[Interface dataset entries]

=======

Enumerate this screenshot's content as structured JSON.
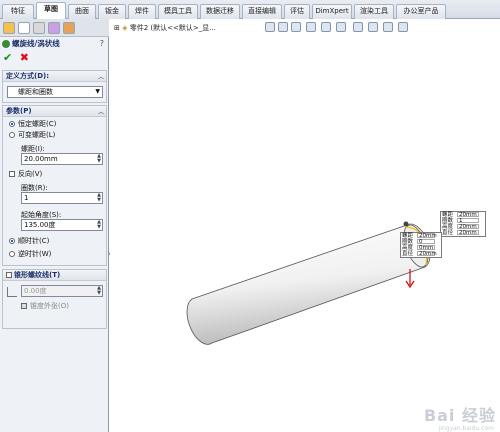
{
  "tabs": [
    "特征",
    "草图",
    "曲面",
    "钣金",
    "焊件",
    "模具工具",
    "数据迁移",
    "直接编辑",
    "评估",
    "DimXpert",
    "渲染工具",
    "办公室产品"
  ],
  "active_tab": "草图",
  "panel": {
    "title": "螺旋线/涡状线",
    "help": "?",
    "ok": "✔",
    "cancel": "✖",
    "defined_by": {
      "title": "定义方式(D):",
      "value": "螺距和圈数"
    },
    "params": {
      "title": "参数(P)",
      "constant_pitch": "恒定螺距(C)",
      "variable_pitch": "可变螺距(L)",
      "pitch_label": "螺距(I):",
      "pitch_value": "20.00mm",
      "reverse": "反向(V)",
      "revolutions_label": "圈数(R):",
      "revolutions_value": "1",
      "start_angle_label": "起始角度(S):",
      "start_angle_value": "135.00度",
      "clockwise": "顺时针(C)",
      "counterclockwise": "逆时针(W)"
    },
    "taper": {
      "title": "锥形螺纹线(T)",
      "angle_value": "0.00度",
      "taper_outward": "锥度外张(O)"
    }
  },
  "viewport": {
    "tree_path": "零件2 (默认<<默认>_显..."
  },
  "callout_top": [
    {
      "k": "螺距",
      "v": "20mm"
    },
    {
      "k": "圈数",
      "v": "1"
    },
    {
      "k": "高度",
      "v": "20mm"
    },
    {
      "k": "直径",
      "v": "20mm"
    }
  ],
  "callout_mid": [
    {
      "k": "螺距",
      "v": "20mm"
    },
    {
      "k": "圈数",
      "v": "0"
    },
    {
      "k": "高度",
      "v": "0mm"
    },
    {
      "k": "直径",
      "v": "20mm"
    }
  ],
  "watermark": "Bai 经验",
  "watermark_sub": "jingyan.baidu.com",
  "colors": {
    "panel_bg": "#eef1f5",
    "title_color": "#1b2f6b",
    "ok_green": "#1c8f1c",
    "cancel_red": "#d11111",
    "cylinder_shade": "#c8c8c8"
  },
  "icons": [
    "feature-manager-icon",
    "property-manager-icon",
    "configuration-manager-icon",
    "dimxpert-manager-icon",
    "display-manager-icon"
  ]
}
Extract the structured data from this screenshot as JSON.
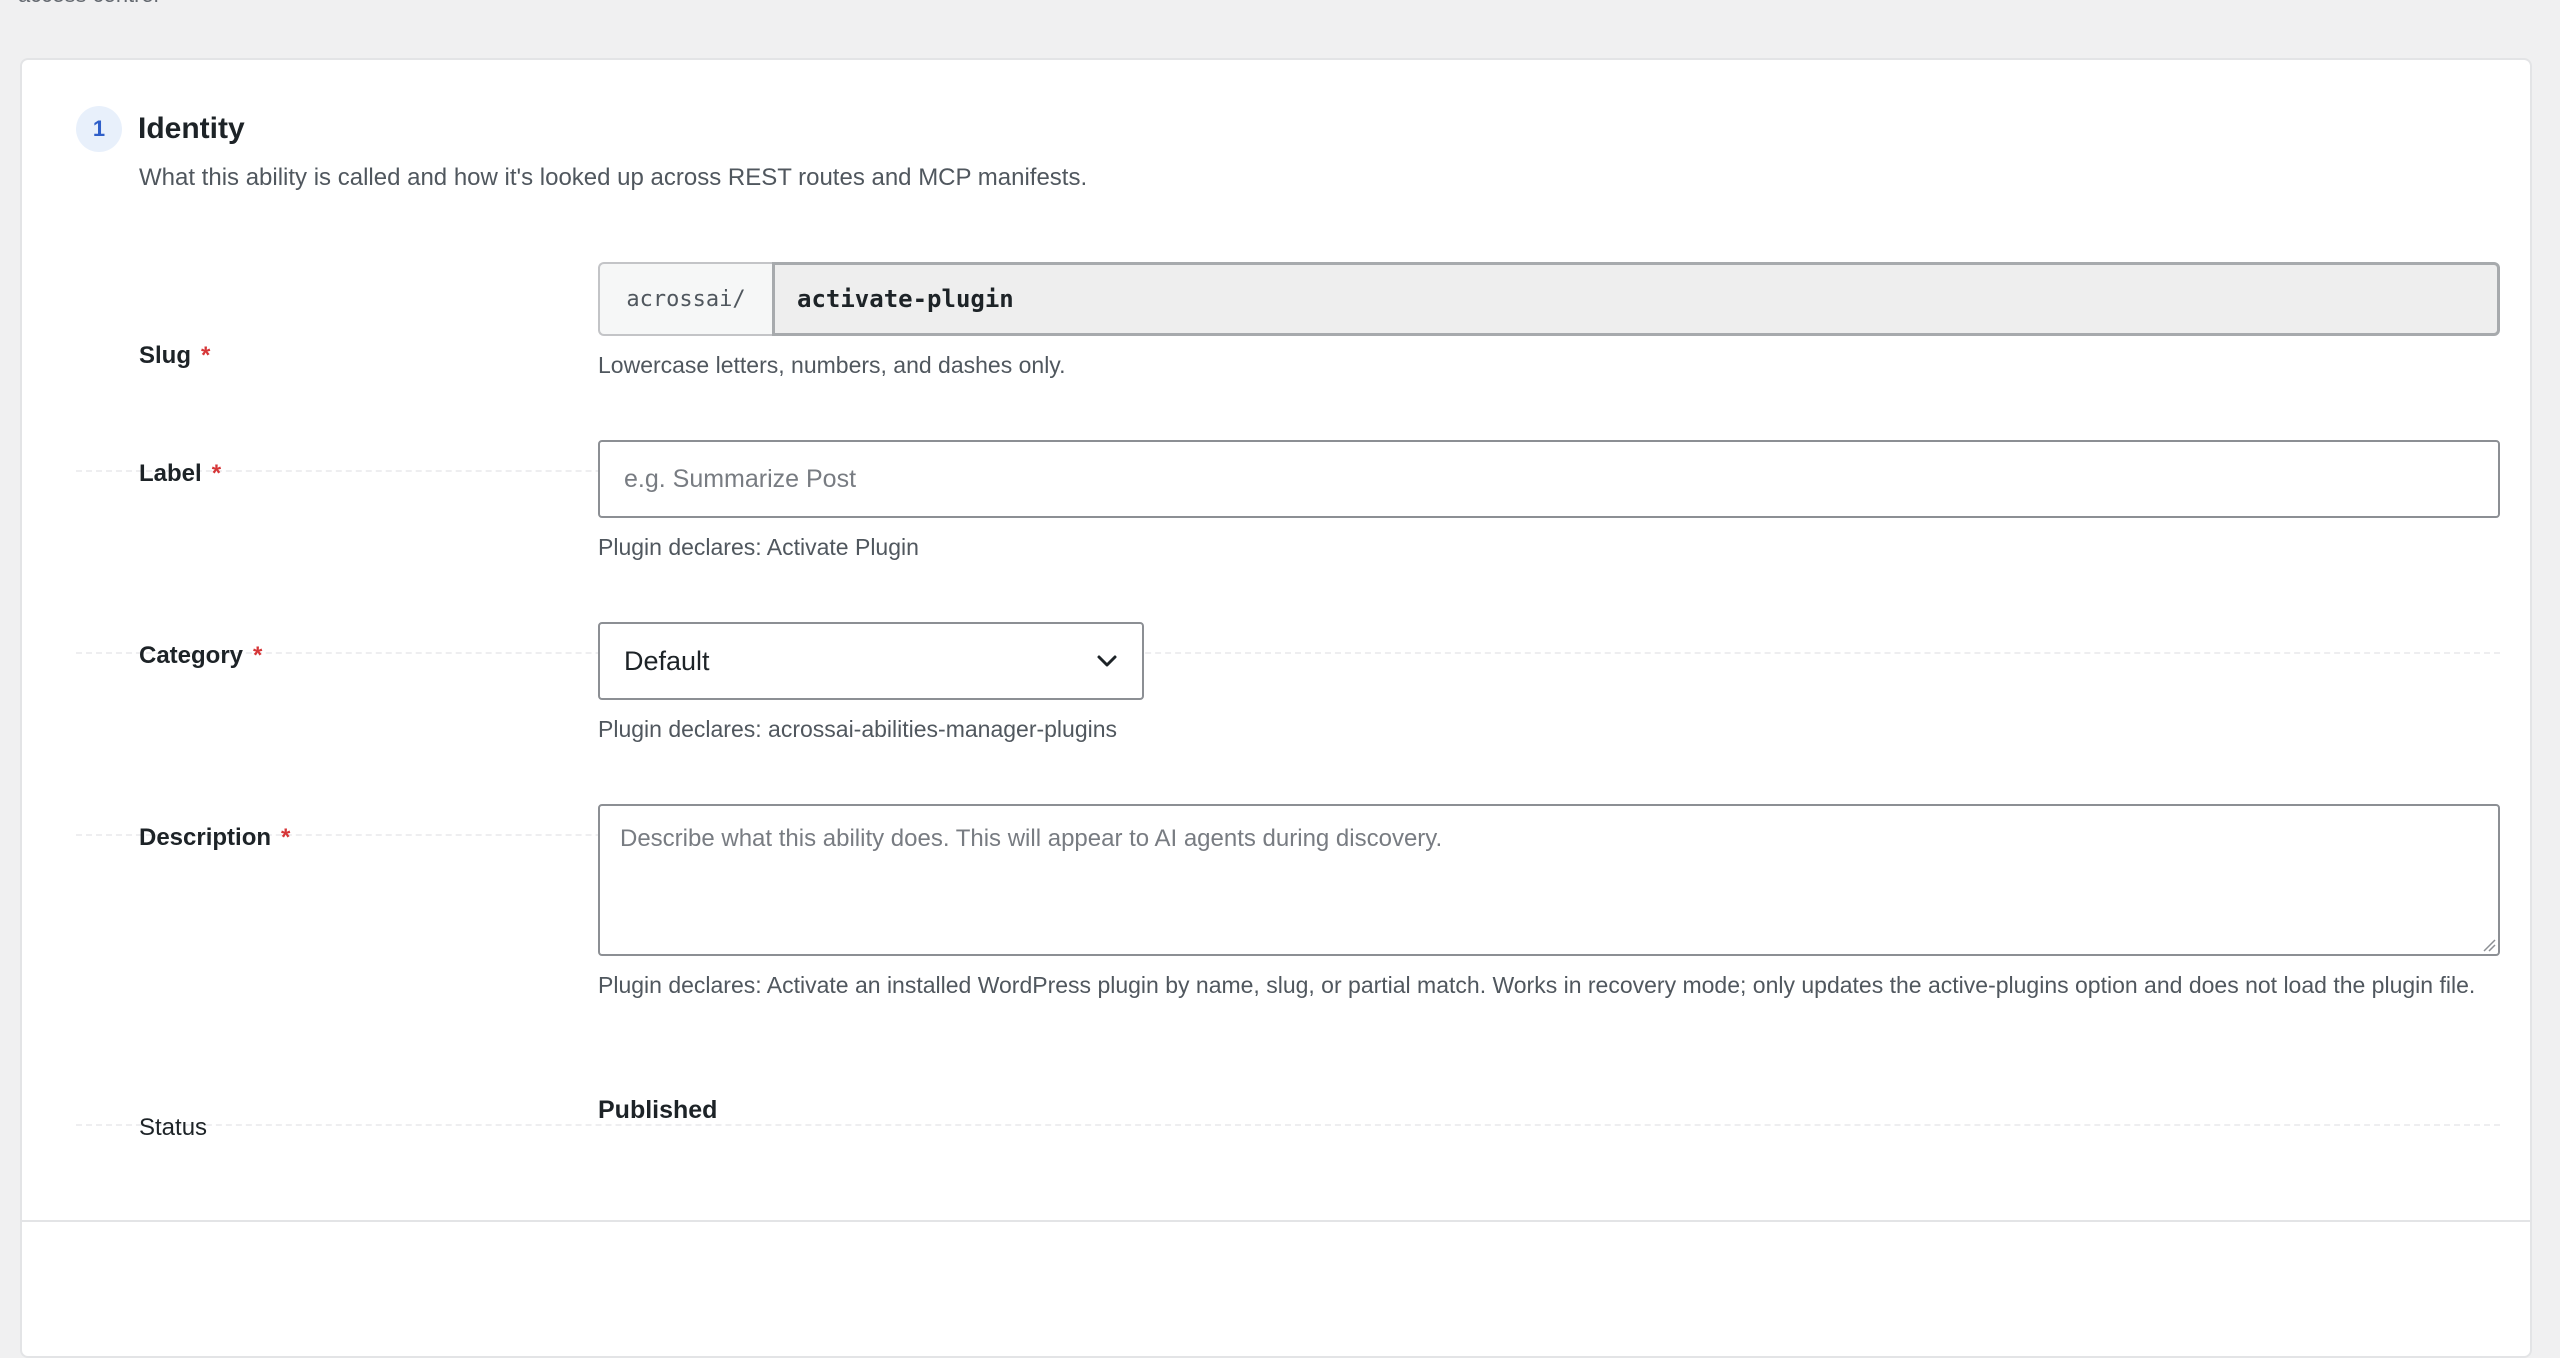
{
  "breadcrumb": {
    "text": "access control"
  },
  "section": {
    "step": "1",
    "title": "Identity",
    "description": "What this ability is called and how it's looked up across REST routes and MCP manifests."
  },
  "fields": {
    "slug": {
      "label": "Slug",
      "required_mark": "*",
      "prefix": "acrossai/",
      "value": "activate-plugin",
      "help": "Lowercase letters, numbers, and dashes only."
    },
    "label": {
      "label": "Label",
      "required_mark": "*",
      "value": "",
      "placeholder": "e.g. Summarize Post",
      "help": "Plugin declares: Activate Plugin"
    },
    "category": {
      "label": "Category",
      "required_mark": "*",
      "selected": "Default",
      "help": "Plugin declares: acrossai-abilities-manager-plugins"
    },
    "description": {
      "label": "Description",
      "required_mark": "*",
      "value": "",
      "placeholder": "Describe what this ability does. This will appear to AI agents during discovery.",
      "help": "Plugin declares: Activate an installed WordPress plugin by name, slug, or partial match. Works in recovery mode; only updates the active-plugins option and does not load the plugin file."
    },
    "status": {
      "label": "Status",
      "value": "Published"
    }
  },
  "colors": {
    "accent": "#2f5fc9",
    "required": "#d63638",
    "page_bg": "#f0f0f1",
    "card_bg": "#ffffff"
  },
  "icons": {
    "select_arrow": "chevron-down-icon",
    "textarea_resize": "resize-grip-icon"
  }
}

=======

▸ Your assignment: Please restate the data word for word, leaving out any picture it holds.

▸ Task output:
Enumerate this screenshot's content as structured JSON.
{
  "tabs": [
    "特征",
    "草图",
    "曲面",
    "钣金",
    "焊件",
    "模具工具",
    "数据迁移",
    "直接编辑",
    "评估",
    "DimXpert",
    "渲染工具",
    "办公室产品"
  ],
  "active_tab": "草图",
  "panel": {
    "title": "螺旋线/涡状线",
    "help": "?",
    "ok": "✔",
    "cancel": "✖",
    "defined_by": {
      "title": "定义方式(D):",
      "value": "螺距和圈数"
    },
    "params": {
      "title": "参数(P)",
      "constant_pitch": "恒定螺距(C)",
      "variable_pitch": "可变螺距(L)",
      "pitch_label": "螺距(I):",
      "pitch_value": "20.00mm",
      "reverse": "反向(V)",
      "revolutions_label": "圈数(R):",
      "revolutions_value": "1",
      "start_angle_label": "起始角度(S):",
      "start_angle_value": "135.00度",
      "clockwise": "顺时针(C)",
      "counterclockwise": "逆时针(W)"
    },
    "taper": {
      "title": "锥形螺纹线(T)",
      "angle_value": "0.00度",
      "taper_outward": "锥度外张(O)"
    }
  },
  "viewport": {
    "tree_path": "零件2 (默认<<默认>_显..."
  },
  "callout_top": [
    {
      "k": "螺距",
      "v": "20mm"
    },
    {
      "k": "圈数",
      "v": "1"
    },
    {
      "k": "高度",
      "v": "20mm"
    },
    {
      "k": "直径",
      "v": "20mm"
    }
  ],
  "callout_mid": [
    {
      "k": "螺距",
      "v": "20mm"
    },
    {
      "k": "圈数",
      "v": "0"
    },
    {
      "k": "高度",
      "v": "0mm"
    },
    {
      "k": "直径",
      "v": "20mm"
    }
  ],
  "watermark": "Bai 经验",
  "watermark_sub": "jingyan.baidu.com",
  "colors": {
    "panel_bg": "#eef1f5",
    "title_color": "#1b2f6b",
    "ok_green": "#1c8f1c",
    "cancel_red": "#d11111",
    "cylinder_shade": "#c8c8c8"
  },
  "icons": [
    "feature-manager-icon",
    "property-manager-icon",
    "configuration-manager-icon",
    "dimxpert-manager-icon",
    "display-manager-icon"
  ]
}
Extract the structured data from this screenshot as JSON.
{
  "breadcrumb": {
    "text": "access control"
  },
  "section": {
    "step": "1",
    "title": "Identity",
    "description": "What this ability is called and how it's looked up across REST routes and MCP manifests."
  },
  "fields": {
    "slug": {
      "label": "Slug",
      "required_mark": "*",
      "prefix": "acrossai/",
      "value": "activate-plugin",
      "help": "Lowercase letters, numbers, and dashes only."
    },
    "label": {
      "label": "Label",
      "required_mark": "*",
      "value": "",
      "placeholder": "e.g. Summarize Post",
      "help": "Plugin declares: Activate Plugin"
    },
    "category": {
      "label": "Category",
      "required_mark": "*",
      "selected": "Default",
      "help": "Plugin declares: acrossai-abilities-manager-plugins"
    },
    "description": {
      "label": "Description",
      "required_mark": "*",
      "value": "",
      "placeholder": "Describe what this ability does. This will appear to AI agents during discovery.",
      "help": "Plugin declares: Activate an installed WordPress plugin by name, slug, or partial match. Works in recovery mode; only updates the active-plugins option and does not load the plugin file."
    },
    "status": {
      "label": "Status",
      "value": "Published"
    }
  },
  "colors": {
    "accent": "#2f5fc9",
    "required": "#d63638",
    "page_bg": "#f0f0f1",
    "card_bg": "#ffffff"
  },
  "icons": {
    "select_arrow": "chevron-down-icon",
    "textarea_resize": "resize-grip-icon"
  }
}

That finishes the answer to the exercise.